For his failure to hate white people, Baldwin credited a white female teacher, Orilla Miller, who took him under her wing early. He expands on the enduring importance of this relationship, which took place despite his father’s deep misgivings, in Notes of a Native Son. “During the four or five years of our relatively close association he [Father] never trusted her and was always trying to surprise in her open, Midwestern face the genuine, cunningly hidden, and hideous motivation.”

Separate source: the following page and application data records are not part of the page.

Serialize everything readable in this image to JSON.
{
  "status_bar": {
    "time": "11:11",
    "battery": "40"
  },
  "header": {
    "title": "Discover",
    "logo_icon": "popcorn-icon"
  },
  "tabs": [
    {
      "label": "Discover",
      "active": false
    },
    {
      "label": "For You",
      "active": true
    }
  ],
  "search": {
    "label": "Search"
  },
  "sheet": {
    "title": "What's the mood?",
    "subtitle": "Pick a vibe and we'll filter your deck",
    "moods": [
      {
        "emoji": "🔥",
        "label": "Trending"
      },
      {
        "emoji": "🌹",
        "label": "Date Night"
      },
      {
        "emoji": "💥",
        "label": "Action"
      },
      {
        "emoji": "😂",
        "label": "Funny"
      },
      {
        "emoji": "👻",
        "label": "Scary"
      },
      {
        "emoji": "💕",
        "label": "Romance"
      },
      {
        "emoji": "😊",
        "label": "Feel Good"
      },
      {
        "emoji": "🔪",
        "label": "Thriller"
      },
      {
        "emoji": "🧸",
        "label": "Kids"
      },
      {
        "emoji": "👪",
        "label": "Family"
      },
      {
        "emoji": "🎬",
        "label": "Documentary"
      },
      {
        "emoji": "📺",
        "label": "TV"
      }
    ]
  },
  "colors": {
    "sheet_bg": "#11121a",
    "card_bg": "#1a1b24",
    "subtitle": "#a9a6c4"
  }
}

Baldwin’s remarkable ability to speak about white people and American life in terms that a white audience could hear then, and can hear in new ways today, speaks to intellectual perspicacity combined with an absence of malice. An absence of malice that seems miraculous, given the circumstances of the times. Little girls spat on in Arkansas, non-violent men torn from bar stools and kicked viciously, mobs of Confederate flag bandana-wearing hatemongers shouting, “We want King! We want King!”

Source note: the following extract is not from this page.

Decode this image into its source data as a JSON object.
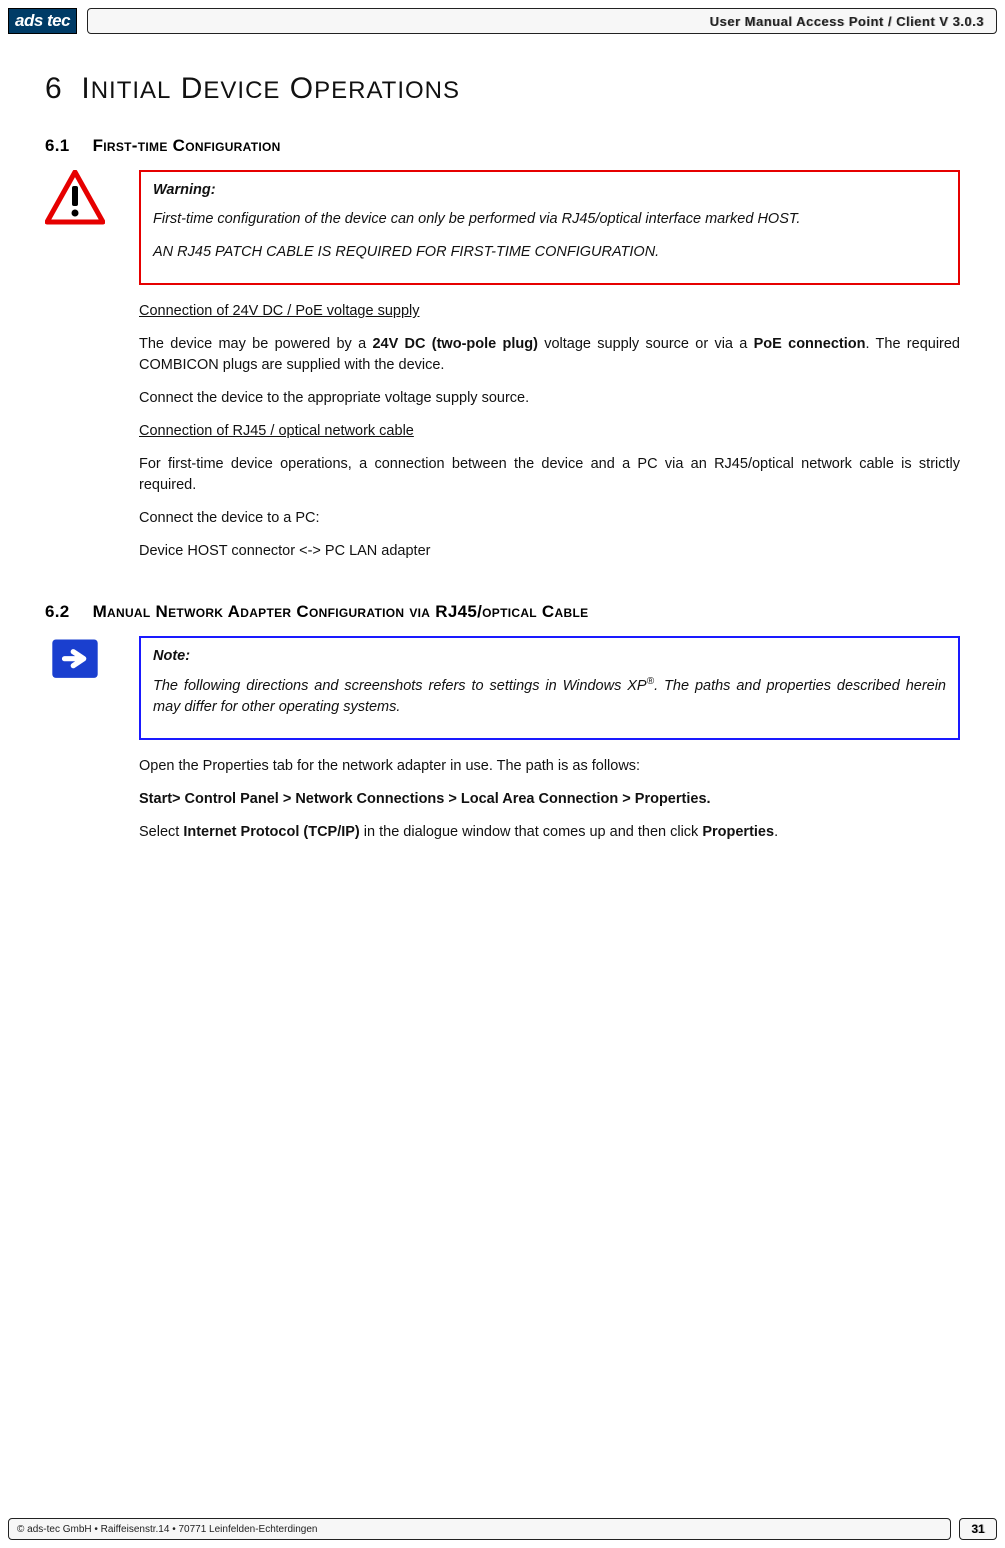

Baldwin at times sounds prophetic, as with his scathing retort to then-Attorney General Robert Kennedy’s condescending assertion, “There is no reason that in the near and foreseeable future that a Negro could not also be President of the United States.” In 1965, Baldwin responded, “From the point of view of the man in the Harlem barbershop, Bobby Kennedy only got here yesterday and now he’s already on his way to the presidency. We’ve been here for four hundred years and now he tells that maybe in forty years, if you’re good, we may let you become president.” Barack Obama was elected in 2008, but of course many of us did not really ever let him become president. Despite the complete debunking of the racist “birther” claims that began as soon as he started campaigning, one out of three Republicans still don’t believe he was born in the United States.
“…the people in general cannot bear very much reality…they prefer fantasy to a truthful re-creation of their experience.” Today a reality TV president makes the idea of a serious engagement with hard realities seem quaint and ridiculous. Bald lies in the guise of “alternative facts” replace actual facts. Wiretapping can be spun as “wiretapping.” Hard science has somehow become deniable. As ever, we’d rather be numb than awake. As Baldwin put it, our “concept of entertainment is difficult to distinguish from the use of narcotics.”

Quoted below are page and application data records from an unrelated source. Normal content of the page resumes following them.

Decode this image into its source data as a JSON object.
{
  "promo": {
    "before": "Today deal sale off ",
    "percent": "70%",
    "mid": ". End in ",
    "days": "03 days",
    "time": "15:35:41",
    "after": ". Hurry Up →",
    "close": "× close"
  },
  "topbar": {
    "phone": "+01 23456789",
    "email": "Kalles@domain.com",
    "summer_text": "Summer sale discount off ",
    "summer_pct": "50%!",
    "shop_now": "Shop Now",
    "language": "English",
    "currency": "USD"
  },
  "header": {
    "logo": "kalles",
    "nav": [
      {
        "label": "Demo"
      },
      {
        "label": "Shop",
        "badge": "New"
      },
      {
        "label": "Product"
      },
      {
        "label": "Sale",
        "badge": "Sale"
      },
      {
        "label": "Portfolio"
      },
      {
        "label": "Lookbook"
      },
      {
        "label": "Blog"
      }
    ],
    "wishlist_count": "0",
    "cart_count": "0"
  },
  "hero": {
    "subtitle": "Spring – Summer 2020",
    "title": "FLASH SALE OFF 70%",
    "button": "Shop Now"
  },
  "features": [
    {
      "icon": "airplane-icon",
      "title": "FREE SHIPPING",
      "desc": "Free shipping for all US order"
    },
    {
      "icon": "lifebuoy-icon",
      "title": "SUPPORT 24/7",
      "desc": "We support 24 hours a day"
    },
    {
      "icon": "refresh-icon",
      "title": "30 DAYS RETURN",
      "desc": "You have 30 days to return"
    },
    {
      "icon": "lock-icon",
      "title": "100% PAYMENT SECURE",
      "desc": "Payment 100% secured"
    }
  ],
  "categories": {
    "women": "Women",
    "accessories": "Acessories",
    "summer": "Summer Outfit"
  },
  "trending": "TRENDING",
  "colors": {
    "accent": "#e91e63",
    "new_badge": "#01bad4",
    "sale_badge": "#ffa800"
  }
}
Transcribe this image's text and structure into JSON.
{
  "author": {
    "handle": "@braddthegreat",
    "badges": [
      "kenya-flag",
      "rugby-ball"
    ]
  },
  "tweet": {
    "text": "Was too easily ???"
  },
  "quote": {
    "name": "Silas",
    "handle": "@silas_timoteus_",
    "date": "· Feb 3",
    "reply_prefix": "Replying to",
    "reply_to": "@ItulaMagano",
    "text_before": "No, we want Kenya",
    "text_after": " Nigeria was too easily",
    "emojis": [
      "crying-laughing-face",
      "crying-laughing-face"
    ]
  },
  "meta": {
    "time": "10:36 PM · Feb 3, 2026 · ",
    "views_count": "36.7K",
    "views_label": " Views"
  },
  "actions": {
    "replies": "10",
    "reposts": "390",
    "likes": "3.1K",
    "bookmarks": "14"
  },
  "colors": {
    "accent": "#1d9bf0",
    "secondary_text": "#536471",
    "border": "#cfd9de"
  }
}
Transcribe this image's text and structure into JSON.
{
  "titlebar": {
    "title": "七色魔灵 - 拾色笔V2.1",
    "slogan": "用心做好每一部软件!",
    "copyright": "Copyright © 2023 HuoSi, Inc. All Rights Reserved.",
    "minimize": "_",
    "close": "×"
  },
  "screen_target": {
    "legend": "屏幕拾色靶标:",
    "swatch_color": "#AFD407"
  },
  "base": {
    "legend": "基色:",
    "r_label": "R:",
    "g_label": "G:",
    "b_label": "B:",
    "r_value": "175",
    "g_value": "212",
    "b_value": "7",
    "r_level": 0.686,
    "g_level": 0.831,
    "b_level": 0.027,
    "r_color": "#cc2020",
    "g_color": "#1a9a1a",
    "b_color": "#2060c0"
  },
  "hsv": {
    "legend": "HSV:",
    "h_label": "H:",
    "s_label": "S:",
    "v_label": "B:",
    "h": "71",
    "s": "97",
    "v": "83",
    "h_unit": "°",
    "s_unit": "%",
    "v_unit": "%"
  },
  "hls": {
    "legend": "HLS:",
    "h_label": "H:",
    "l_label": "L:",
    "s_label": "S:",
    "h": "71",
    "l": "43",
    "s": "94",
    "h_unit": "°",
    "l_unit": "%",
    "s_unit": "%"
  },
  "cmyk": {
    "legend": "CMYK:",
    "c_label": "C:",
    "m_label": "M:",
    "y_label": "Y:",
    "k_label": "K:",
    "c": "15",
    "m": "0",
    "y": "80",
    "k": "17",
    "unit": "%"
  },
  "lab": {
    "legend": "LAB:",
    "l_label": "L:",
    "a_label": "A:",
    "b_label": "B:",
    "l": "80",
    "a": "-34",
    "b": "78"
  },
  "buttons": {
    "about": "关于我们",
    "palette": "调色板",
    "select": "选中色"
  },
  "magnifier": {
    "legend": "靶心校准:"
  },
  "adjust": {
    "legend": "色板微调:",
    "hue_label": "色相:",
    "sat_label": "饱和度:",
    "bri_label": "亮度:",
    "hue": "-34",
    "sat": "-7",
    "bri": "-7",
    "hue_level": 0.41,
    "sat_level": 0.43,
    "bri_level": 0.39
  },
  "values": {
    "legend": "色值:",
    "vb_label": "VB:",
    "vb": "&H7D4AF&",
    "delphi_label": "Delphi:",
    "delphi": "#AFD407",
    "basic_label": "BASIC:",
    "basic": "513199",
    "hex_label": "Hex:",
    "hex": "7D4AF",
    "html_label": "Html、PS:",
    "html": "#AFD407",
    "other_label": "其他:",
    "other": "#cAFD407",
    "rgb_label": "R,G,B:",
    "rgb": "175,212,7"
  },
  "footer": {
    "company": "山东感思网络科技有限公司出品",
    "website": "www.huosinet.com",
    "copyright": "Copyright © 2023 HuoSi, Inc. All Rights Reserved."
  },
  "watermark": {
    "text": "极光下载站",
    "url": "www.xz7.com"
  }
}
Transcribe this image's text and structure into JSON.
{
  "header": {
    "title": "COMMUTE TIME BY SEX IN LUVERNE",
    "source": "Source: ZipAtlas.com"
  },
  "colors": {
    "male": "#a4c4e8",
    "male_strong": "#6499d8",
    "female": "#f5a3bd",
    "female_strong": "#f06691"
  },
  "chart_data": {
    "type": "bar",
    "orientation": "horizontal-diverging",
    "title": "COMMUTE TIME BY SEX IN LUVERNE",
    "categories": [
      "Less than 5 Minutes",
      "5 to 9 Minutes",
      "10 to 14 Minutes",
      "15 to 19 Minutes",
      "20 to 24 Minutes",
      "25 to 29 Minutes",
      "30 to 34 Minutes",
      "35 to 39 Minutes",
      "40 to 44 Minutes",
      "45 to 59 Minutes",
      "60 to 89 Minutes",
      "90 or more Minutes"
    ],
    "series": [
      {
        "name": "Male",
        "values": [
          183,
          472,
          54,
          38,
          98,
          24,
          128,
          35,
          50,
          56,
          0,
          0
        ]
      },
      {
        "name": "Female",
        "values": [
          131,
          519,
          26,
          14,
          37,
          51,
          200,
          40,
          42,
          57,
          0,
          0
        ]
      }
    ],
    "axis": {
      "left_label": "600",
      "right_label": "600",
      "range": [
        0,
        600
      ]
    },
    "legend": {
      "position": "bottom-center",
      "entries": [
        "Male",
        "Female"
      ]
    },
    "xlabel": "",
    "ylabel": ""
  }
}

The most chilling image from I Am Not Your Negro is not of a lynching, but that of the faces — passive, empty, apathetic — of two young women sitting in an audience watching some sad display of human misery played out on a stage in front of television cameras.
Art critic Viktor Shklovsky wrote a century ago, in his essay “Art as Device,” “…and so, held accountable for nothing, life fades into nothingness… And so, in order to return sensation to our limbs, in order to make us feel objects, to make a stone feel stony, man has been given the tool of art.” I found sensation mysteriously returned to my heart through this artful, distressing and yet ultimately optimistic movie about our common American experience.
There’s so much I don’t understand about race, my own feelings, blind spots and motivations. It’s also unclear how things nationally might change for the better. Yet, here comes a difficult movie about what not long ago was an unspeakable subject, and it’s on track to make more money than the 2016 documentary Hillary’s America: The Secret History of the Democratic Party. Alan Zilberman of the Washington Post called that conservative movie, “Incurious to a fault, it’s also too incoherent for serious argument.”
Here’s to curious inquiry, and coherent, serious argument. James Baldwin was a master of both, and I Am Not Your Negro will make an invaluable contribution to the conversation.
“I Am Not Your Negro” is playing at the Triplex Cinema in Great Barrington, Mass. For showtimes and tickets, click here.